- You do not qualify for a restricted or an IID license in California. This means you will not enjoy driving privileges until you serve your suspension time.
Most people fear to take a breathalyzer chemical test for fear that it will confirm their guilt. However, this is not true. Your attorney will have many strategies to fight against the results obtained and get the evidence dismissed, especially when you are innocent.
The Department of Motor Vehicles and DUI Offenses
After a lawful arrest on DUI charges, the arresting officer will take your driver’s license and issue you with a temporary one valid for thirty days. Your license is then sent to the DMV along with a report of the findings by the officer. These include a narrative of your arrest and the investigation carried out from the field up to the station. The officer will also include the results from the chemical test if you agreed to one.
Once the DMV receives this report, they will issue you with a notice to suspend your license through registered mail. In this notice, you are given ten days to ask for a DMV administrative hearing where you get a chance to defend the impending suspension of your driver’s license. You must, however, make this request in ten days from the date of the letter. If the window for requesting the hearing expires, then your license is suspended automatically.
When the request is received on time, the DMV will give you a date for your hearing. Having your Homelands DUI attorney represent you during the hearing is vital because he or she understands the questions to ask the arresting officer. If you lose the hearing, the DMV will proceed to suspend your license depending on the particular offense you are accused of committing.
The DMV is independent of the court proceedings. This means your case can be dismissed due to a technicality, but it will not affect the DMV’s decision. The DMV can also allow a person convicted of a DUI to continue driving as long as they install an IID in their vehicles. This is a breathalyzer device that keeps a person from driving with alcohol in their system. If you are facing your first DUI charge, you are required to put the device for four months. For the following second and third offense, your car must have the IID for one and two years, respectively.
Fighting Your DUI Charge
The repercussions of a DUI conviction are many, with some resulting in extended consequences. Fighting against these allegations is critical to your continuing to enjoy life like before. An experienced Homelands DUI attorney can help you fight against these charges by formulating various defenses in your favor. Some of the defenses include:
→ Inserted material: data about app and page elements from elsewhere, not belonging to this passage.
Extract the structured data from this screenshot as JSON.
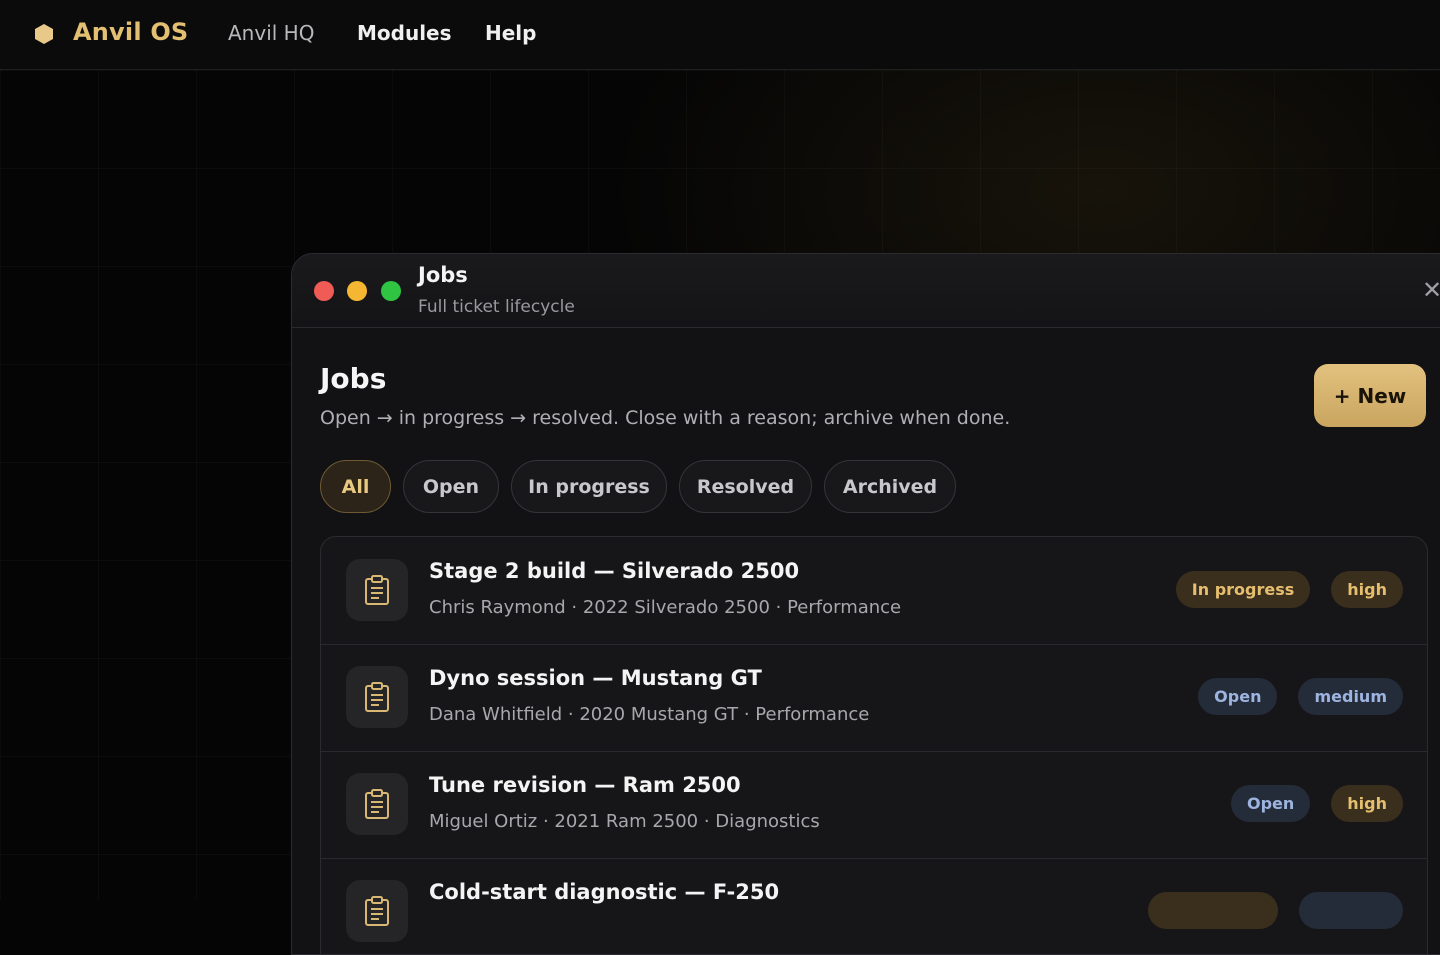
{
  "topbar": {
    "brand": "Anvil OS",
    "nav": [
      "Anvil HQ",
      "Modules",
      "Help"
    ]
  },
  "window": {
    "title": "Jobs",
    "subtitle": "Full ticket lifecycle",
    "close_label": "✕"
  },
  "page": {
    "title": "Jobs",
    "description": "Open → in progress → resolved. Close with a reason; archive when done.",
    "new_button": "+ New"
  },
  "filters": [
    "All",
    "Open",
    "In progress",
    "Resolved",
    "Archived"
  ],
  "jobs": [
    {
      "title": "Stage 2 build — Silverado 2500",
      "meta": "Chris Raymond · 2022 Silverado 2500 · Performance",
      "status": "In progress",
      "priority": "high"
    },
    {
      "title": "Dyno session — Mustang GT",
      "meta": "Dana Whitfield · 2020 Mustang GT · Performance",
      "status": "Open",
      "priority": "medium"
    },
    {
      "title": "Tune revision — Ram 2500",
      "meta": "Miguel Ortiz · 2021 Ram 2500 · Diagnostics",
      "status": "Open",
      "priority": "high"
    },
    {
      "title": "Cold-start diagnostic — F-250",
      "meta": "",
      "status": "",
      "priority": ""
    }
  ],
  "colors": {
    "accent": "#e3bf72",
    "background": "#050505",
    "panel": "#121214",
    "status_progress": "#e6be6f",
    "status_open": "#9db4e0"
  },
  "icons": [
    "hexagon-logo-icon",
    "clipboard-icon",
    "close-icon"
  ]
}
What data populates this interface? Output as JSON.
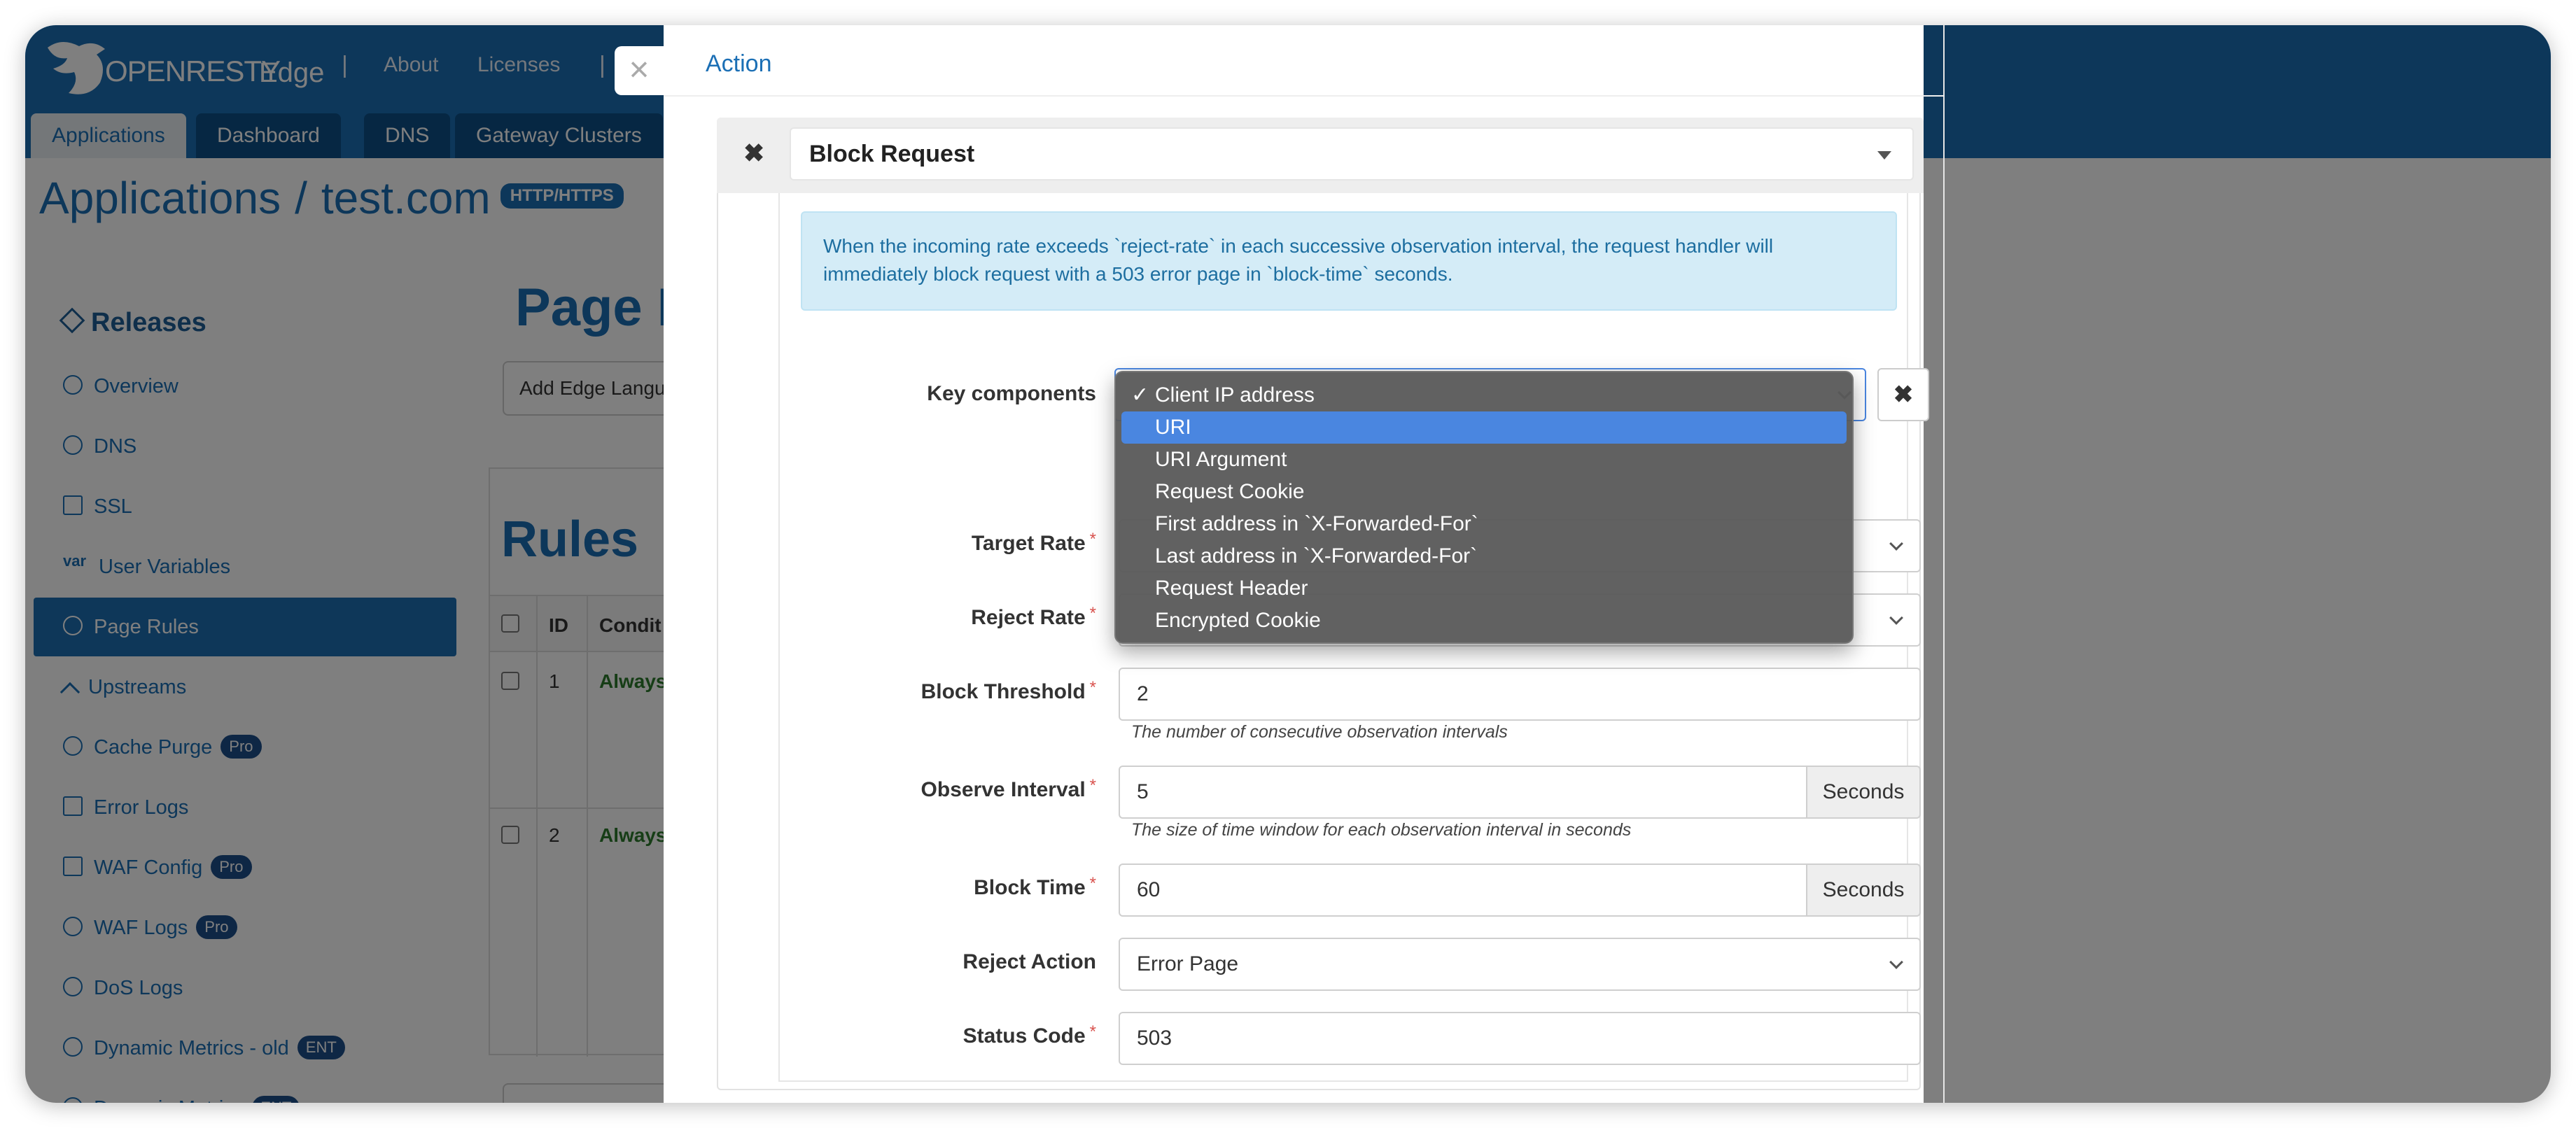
{
  "app": {
    "brand": "OPENRESTY",
    "brand_suffix": "Edge",
    "topnav": [
      "About",
      "Licenses"
    ],
    "tabs": [
      "Applications",
      "Dashboard",
      "DNS",
      "Gateway Clusters"
    ],
    "breadcrumb": {
      "root": "Applications",
      "separator": "/",
      "app": "test.com",
      "badge": "HTTP/HTTPS"
    },
    "sidebar": {
      "title": "Releases",
      "items": [
        {
          "label": "Overview"
        },
        {
          "label": "DNS"
        },
        {
          "label": "SSL"
        },
        {
          "label": "User Variables",
          "icon_text": "var"
        },
        {
          "label": "Page Rules",
          "active": true
        },
        {
          "label": "Upstreams"
        },
        {
          "label": "Cache Purge",
          "badge": "Pro"
        },
        {
          "label": "Error Logs"
        },
        {
          "label": "WAF Config",
          "badge": "Pro"
        },
        {
          "label": "WAF Logs",
          "badge": "Pro"
        },
        {
          "label": "DoS Logs"
        },
        {
          "label": "Dynamic Metrics - old",
          "badge": "ENT"
        },
        {
          "label": "Dynamic Metrics",
          "badge": "ENT"
        }
      ]
    },
    "page_title": "Page R",
    "add_button": "Add Edge Langu",
    "rules": {
      "title": "Rules",
      "headers": [
        "ID",
        "Condit"
      ],
      "rows": [
        {
          "id": "1",
          "condition": "Always"
        },
        {
          "id": "2",
          "condition": "Always"
        }
      ]
    }
  },
  "modal": {
    "close": "×",
    "title": "Action",
    "remove": "✖",
    "action_type": "Block Request",
    "info": "When the incoming rate exceeds `reject-rate` in each successive observation interval, the request handler will immediately block request with a 503 error page in `block-time` seconds.",
    "fields": {
      "key_components": {
        "label": "Key components",
        "remove": "✖"
      },
      "target_rate": {
        "label": "Target Rate",
        "required": "*"
      },
      "reject_rate": {
        "label": "Reject Rate",
        "required": "*"
      },
      "block_threshold": {
        "label": "Block Threshold",
        "required": "*",
        "value": "2",
        "help": "The number of consecutive observation intervals"
      },
      "observe_interval": {
        "label": "Observe Interval",
        "required": "*",
        "value": "5",
        "unit": "Seconds",
        "help": "The size of time window for each observation interval in seconds"
      },
      "block_time": {
        "label": "Block Time",
        "required": "*",
        "value": "60",
        "unit": "Seconds"
      },
      "reject_action": {
        "label": "Reject Action",
        "value": "Error Page"
      },
      "status_code": {
        "label": "Status Code",
        "required": "*",
        "value": "503"
      }
    },
    "dropdown": {
      "checkmark": "✓",
      "options": [
        "Client IP address",
        "URI",
        "URI Argument",
        "Request Cookie",
        "First address in `X-Forwarded-For`",
        "Last address in `X-Forwarded-For`",
        "Request Header",
        "Encrypted Cookie"
      ],
      "checked_index": 0,
      "highlighted_index": 1
    }
  }
}
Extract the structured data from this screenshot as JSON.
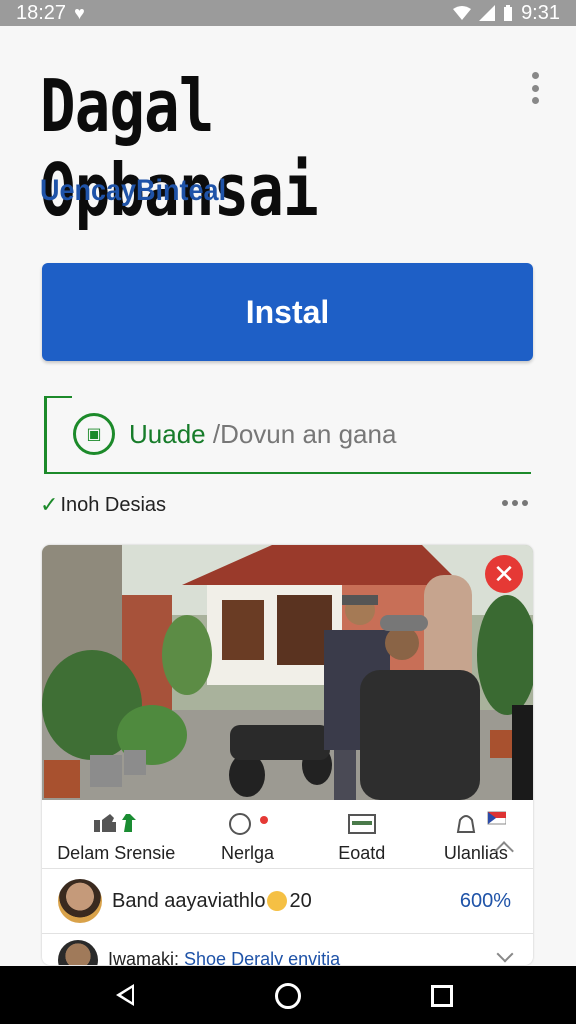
{
  "status_bar": {
    "time_left": "18:27",
    "time_right": "9:31"
  },
  "app": {
    "title": "Dagal Opbansai",
    "developer": "UencayBinteal",
    "install_label": "Instal",
    "update_label_green": "Uuade",
    "update_label_rest": " /Dovun an gana",
    "info_label": "Inoh Desias"
  },
  "post": {
    "actions": [
      {
        "label": "Delam Srensie",
        "icon": "thumbs-up-icon"
      },
      {
        "label": "Nerlga",
        "icon": "share-icon"
      },
      {
        "label": "Eoatd",
        "icon": "card-icon"
      },
      {
        "label": "Ulanlias",
        "icon": "bell-icon"
      }
    ],
    "comment1_text": "Band aayaviathlo",
    "comment1_count": "20",
    "comment1_percent": "600%",
    "comment2_prefix": "Iwamaki: ",
    "comment2_link": "Shoe Deraly envitia"
  },
  "colors": {
    "accent": "#1e5fc6",
    "update_green": "#1c8a2a",
    "close_red": "#e53935"
  }
}
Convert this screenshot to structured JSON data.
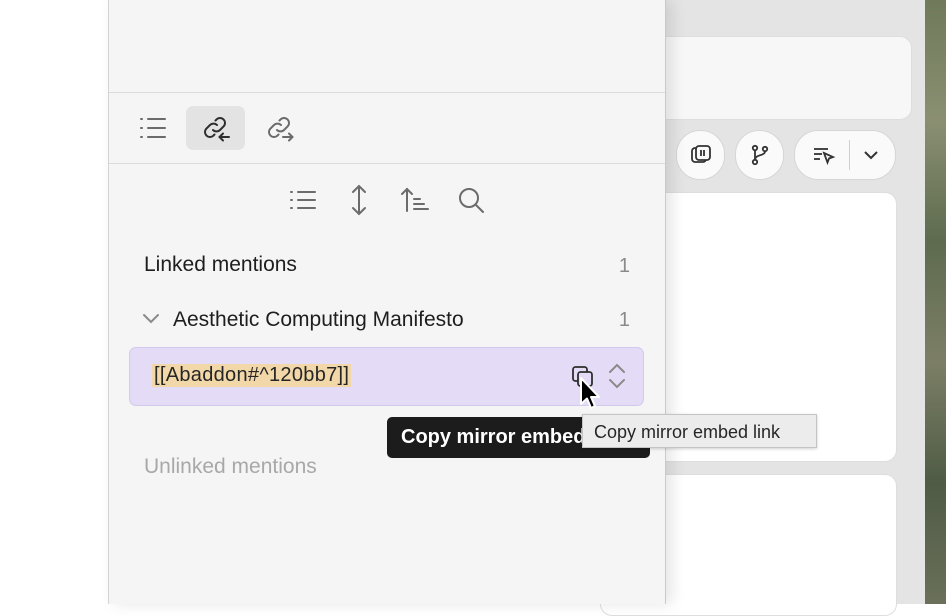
{
  "panel": {
    "tabs": [
      {
        "name": "outline",
        "icon": "list-icon",
        "active": false
      },
      {
        "name": "backlinks",
        "icon": "link-incoming-icon",
        "active": true
      },
      {
        "name": "outgoing-links",
        "icon": "link-outgoing-icon",
        "active": false
      }
    ],
    "controls": [
      "list-icon",
      "expand-vertical-icon",
      "sort-icon",
      "search-icon"
    ],
    "linked": {
      "title": "Linked mentions",
      "count": "1",
      "groups": [
        {
          "title": "Aesthetic Computing Manifesto",
          "count": "1",
          "expanded": true,
          "mentions": [
            {
              "text": "[[Abaddon#^120bb7]]",
              "hover_actions": [
                "copy-icon",
                "up-down-chevron-icon"
              ]
            }
          ]
        }
      ]
    },
    "unlinked": {
      "title": "Unlinked mentions"
    }
  },
  "tooltips": {
    "plugin": "Copy mirror embed link",
    "native": "Copy mirror embed link"
  },
  "editor": {
    "toolbar": [
      "layout-icon",
      "git-branch-icon",
      "filter-cursor-icon",
      "chevron-down-icon"
    ]
  },
  "colors": {
    "highlight_row": "#e4dcf6",
    "text_highlight": "#f2d7a8",
    "tooltip_dark": "#1c1c1c"
  }
}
- Errors in the breathalyzer machine especially when not calibrated as required by the law or the test was not administered as it should
- That you are on a protein diet like the Atkins or suffer from diabetes causing ketosis that has similar properties as alcohol and is detected as such by the breathalyzer machine
- The stopping by the officer was unlawful as well as the arrest because the officer had no probable cause
- In carrying out the test, the officers violated the regulations of Title 17 that gives guidelines on how to perform a chemical test
- The field sobriety tests conducted did not provide an accurate indication of impairment
- There was police misconduct during the arrest
These defenses, among many others, can effectively be used to defend you and get you acquitted or punished with less severe penalties.
Find a Homelands DUI Lawyer Near Me
A DUI charge can be inconveniencing and frustrating when it comes. The consequences upon a conviction alter a person’s life negatively more than you could wish for. Other times, without proper legal representation, you can be wrongly convicted of the offense. It is crucial to get an experienced attorney to fight these allegations on your behalf. If you are in Homelands, the San Diego DUI Attorney can assist you in defeating the accusations against you. Contact us at 619-535-7150 for an appointment to discuss your case.